My new life became one where I would lie on the grass with the other girls from the other wards, usually younger than me, shorter, who bodies seemed fused to play hockey, swim in galas and play tennis. Bone-thin girls who were hospitalised for eating disorders, who came out of homes where there was abuse, the physical kind aimed at their mothers and usually the emotional scarring would not escape them. All of us would stretch out in the afternoon sun bathing in its light, trying hard not to stare into the brightness up at the chameleon sky. That’s what we became in the end. Chameleons. Chameleons lying in the sun.
People stayed away, the family on my father’s side stayed away and the more they stayed away, the more aware I became of how I did not fit into society, the more blurred around the edges ‘normal’ became. No one came to see us; no one came to the house except my brother’s friends who came to see him. They traipsed into our house all hours of the day and night, sneaking beers into his bedroom, walking on tiptoe to the bathroom, up and down the passage, keeping my mum and my dad and me awake in our beds the whole night. They usually left in the early hours of the morning, the same way they came, through the front door, usually a bit unsteady on their feet. And I began to dream at all hours. To write. I was determined to work at this, to perhaps make something of my life with it. It had cast a spell over me, my mind and I had found in my imagination a home, a path set in stone and roots.
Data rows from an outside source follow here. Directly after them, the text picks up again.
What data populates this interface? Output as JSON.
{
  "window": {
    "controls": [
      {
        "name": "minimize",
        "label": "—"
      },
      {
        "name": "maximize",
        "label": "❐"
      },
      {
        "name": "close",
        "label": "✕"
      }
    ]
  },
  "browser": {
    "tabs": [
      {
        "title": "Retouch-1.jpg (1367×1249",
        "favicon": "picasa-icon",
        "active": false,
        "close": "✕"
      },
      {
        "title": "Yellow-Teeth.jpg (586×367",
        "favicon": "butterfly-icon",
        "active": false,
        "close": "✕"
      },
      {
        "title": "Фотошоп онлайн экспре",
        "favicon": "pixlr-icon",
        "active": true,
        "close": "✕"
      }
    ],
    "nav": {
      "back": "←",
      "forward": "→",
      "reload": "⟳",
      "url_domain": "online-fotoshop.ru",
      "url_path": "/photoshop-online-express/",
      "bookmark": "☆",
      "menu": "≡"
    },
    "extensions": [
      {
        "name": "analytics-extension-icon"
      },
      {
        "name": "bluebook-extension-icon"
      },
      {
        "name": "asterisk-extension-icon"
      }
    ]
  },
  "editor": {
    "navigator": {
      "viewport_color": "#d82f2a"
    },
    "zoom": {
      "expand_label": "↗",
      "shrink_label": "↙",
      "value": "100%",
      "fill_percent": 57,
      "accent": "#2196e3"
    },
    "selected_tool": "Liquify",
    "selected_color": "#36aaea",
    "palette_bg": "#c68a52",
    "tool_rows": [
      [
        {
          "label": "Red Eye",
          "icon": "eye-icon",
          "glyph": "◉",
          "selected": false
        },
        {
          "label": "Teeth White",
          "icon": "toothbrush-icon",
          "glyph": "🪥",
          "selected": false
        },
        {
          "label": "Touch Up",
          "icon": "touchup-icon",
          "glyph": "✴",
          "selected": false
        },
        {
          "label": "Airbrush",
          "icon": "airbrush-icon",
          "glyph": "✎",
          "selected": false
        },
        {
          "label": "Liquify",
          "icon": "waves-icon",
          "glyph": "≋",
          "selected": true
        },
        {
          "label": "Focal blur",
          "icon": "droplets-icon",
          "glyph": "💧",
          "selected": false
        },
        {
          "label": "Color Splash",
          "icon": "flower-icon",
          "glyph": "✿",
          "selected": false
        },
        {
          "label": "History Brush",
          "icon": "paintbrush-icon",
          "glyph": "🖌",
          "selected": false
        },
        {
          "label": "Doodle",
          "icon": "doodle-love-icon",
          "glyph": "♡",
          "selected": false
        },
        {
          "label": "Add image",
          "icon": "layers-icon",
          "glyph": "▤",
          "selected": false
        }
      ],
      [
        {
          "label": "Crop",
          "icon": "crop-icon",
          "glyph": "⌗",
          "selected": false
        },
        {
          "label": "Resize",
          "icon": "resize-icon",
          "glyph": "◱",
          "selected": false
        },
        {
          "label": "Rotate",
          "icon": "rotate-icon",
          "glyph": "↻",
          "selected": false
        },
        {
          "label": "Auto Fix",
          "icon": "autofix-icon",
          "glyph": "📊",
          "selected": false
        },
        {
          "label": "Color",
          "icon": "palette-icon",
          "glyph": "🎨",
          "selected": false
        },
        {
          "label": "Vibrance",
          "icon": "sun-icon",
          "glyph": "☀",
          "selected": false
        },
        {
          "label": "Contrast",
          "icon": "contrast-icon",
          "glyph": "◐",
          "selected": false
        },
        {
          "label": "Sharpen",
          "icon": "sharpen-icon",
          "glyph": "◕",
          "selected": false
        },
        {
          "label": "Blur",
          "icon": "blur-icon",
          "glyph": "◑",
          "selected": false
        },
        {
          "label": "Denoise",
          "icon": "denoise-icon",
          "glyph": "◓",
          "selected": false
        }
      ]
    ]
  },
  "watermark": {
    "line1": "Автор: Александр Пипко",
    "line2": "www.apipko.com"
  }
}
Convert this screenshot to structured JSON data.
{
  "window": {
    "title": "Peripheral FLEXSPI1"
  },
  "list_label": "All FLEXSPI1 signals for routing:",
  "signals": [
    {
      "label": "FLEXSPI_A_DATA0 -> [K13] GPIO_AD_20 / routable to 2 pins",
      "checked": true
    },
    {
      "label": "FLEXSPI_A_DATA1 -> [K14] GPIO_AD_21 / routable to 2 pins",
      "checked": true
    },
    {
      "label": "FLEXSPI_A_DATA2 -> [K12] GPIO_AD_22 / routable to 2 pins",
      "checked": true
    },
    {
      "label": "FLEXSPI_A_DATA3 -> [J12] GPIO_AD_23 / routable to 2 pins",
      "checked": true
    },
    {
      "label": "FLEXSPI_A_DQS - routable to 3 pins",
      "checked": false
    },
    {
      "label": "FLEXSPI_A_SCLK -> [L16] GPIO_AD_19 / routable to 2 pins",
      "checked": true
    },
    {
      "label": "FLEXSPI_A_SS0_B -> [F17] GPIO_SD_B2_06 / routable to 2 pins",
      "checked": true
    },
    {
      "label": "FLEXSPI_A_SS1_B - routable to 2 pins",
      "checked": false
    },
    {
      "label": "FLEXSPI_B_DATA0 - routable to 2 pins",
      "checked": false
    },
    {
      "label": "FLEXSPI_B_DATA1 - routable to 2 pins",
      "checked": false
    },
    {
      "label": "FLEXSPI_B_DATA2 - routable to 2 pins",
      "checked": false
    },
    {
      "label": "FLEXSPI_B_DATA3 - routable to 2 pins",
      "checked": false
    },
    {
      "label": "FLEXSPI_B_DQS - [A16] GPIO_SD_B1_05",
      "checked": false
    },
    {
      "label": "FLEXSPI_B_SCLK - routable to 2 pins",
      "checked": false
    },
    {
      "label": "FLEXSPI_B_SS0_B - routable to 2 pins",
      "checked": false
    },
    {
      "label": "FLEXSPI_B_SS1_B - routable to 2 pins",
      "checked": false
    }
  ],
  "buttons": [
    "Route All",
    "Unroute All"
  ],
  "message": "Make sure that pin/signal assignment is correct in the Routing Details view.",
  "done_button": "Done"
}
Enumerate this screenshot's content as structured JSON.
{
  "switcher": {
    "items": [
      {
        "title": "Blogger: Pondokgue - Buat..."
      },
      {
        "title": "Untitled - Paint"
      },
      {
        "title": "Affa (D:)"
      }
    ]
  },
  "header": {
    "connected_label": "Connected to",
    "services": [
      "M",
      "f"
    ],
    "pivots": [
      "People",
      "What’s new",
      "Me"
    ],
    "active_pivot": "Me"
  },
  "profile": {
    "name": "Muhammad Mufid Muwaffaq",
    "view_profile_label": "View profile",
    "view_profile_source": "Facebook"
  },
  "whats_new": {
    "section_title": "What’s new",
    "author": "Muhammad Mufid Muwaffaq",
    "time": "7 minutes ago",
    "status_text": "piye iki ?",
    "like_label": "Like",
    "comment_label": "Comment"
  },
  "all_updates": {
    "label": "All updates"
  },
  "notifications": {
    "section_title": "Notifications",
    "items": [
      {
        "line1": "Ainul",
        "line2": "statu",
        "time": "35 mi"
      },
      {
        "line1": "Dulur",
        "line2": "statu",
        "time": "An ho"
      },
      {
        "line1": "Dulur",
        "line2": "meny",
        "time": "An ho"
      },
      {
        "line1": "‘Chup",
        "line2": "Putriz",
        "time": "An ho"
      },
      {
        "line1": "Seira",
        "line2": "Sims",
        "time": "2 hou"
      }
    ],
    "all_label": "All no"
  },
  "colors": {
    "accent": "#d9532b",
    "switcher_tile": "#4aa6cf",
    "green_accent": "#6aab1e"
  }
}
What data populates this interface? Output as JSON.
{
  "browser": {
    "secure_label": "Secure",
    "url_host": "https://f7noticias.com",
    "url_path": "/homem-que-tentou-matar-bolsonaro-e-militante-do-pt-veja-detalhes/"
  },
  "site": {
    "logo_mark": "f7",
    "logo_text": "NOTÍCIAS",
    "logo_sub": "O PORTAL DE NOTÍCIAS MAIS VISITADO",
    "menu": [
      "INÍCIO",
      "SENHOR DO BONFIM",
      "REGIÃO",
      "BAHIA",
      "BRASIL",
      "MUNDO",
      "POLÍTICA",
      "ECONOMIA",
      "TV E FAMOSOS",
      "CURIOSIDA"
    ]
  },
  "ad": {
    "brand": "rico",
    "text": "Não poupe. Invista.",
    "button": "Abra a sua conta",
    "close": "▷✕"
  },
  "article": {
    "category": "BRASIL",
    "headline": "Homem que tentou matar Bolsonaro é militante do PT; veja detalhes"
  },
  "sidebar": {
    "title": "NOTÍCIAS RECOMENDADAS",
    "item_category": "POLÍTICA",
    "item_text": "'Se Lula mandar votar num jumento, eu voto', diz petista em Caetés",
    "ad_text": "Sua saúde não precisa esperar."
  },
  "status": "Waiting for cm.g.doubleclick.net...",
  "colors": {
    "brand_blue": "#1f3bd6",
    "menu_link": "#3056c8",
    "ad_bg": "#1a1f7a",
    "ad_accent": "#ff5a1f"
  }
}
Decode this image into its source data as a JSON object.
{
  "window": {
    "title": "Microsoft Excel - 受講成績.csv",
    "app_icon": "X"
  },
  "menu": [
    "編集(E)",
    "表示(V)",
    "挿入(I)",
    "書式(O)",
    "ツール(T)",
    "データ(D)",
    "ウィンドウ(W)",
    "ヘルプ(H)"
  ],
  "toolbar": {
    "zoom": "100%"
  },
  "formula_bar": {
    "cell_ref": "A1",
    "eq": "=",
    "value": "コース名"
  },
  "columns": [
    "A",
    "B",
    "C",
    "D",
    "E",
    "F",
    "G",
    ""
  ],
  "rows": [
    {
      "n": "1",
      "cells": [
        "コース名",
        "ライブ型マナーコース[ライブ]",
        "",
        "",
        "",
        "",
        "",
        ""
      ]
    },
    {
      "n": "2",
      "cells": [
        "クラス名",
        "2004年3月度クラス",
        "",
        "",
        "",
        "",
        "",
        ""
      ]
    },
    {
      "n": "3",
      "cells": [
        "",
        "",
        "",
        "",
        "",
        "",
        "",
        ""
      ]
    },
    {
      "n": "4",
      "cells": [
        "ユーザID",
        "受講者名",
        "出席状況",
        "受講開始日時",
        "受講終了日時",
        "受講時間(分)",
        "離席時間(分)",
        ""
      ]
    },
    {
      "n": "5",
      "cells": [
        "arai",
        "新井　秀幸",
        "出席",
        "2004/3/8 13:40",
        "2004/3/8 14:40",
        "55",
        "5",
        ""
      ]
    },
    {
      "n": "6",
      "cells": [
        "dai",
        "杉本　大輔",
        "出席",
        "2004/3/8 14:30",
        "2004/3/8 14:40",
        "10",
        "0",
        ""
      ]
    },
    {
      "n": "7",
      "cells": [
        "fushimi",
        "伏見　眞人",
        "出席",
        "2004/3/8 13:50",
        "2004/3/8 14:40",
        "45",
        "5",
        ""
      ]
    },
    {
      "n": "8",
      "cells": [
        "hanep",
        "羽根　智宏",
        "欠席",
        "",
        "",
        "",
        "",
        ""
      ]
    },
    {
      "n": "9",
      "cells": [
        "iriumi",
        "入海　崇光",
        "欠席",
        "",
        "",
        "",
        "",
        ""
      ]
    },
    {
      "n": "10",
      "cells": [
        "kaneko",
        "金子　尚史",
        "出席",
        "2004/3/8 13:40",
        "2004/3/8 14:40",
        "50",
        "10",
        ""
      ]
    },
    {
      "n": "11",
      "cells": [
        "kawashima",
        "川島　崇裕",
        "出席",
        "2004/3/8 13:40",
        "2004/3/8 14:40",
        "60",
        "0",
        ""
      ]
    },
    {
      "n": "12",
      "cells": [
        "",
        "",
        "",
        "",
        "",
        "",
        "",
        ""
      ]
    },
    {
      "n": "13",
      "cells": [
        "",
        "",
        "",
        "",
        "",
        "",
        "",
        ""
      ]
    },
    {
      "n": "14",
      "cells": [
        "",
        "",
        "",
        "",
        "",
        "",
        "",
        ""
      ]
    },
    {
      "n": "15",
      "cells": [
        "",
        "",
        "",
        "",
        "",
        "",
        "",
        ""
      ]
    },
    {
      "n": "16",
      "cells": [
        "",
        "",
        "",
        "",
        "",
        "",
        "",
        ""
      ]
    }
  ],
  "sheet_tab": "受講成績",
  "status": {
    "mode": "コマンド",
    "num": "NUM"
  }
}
As I wait upon the world it says that there’s a voyage out there awaiting me.
Pushcart Prize nominated Abigail George is a South African-based
blogger, essayist, poet and short story writer. Recipient of two
grants from the National Arts Council in Johannesburg, one from the
Centre for the Book in Cape Town, and another from ECPACC in East
London, she briefly studied film at the Newtown Film and Television
School in Johannesburg. Her novella “The Scholarship Girl” was
serialised online in the States at Piker Press. Her work has
appeared in various anthologies, numerous times in print in South
Africa, and online in zines based in Australia, Canada, Finland,
India, Ireland, the UK and US, and across Africa in Kenya, Ghana, Zimbabwe, Turkey, and Nigeria. Her work has recently appeared online in
“Africanwriter.com”, “Anti-heroin chic”, “Bluepepper”, “LitNet”, “Mortar Magazine”, “Off the Coast”, “Scarlet Leaf Review”,”Spontaneity”, “Synchronised Chaos”, “Tuck Magazine”, “Where is the
River”, and “Willawaw”.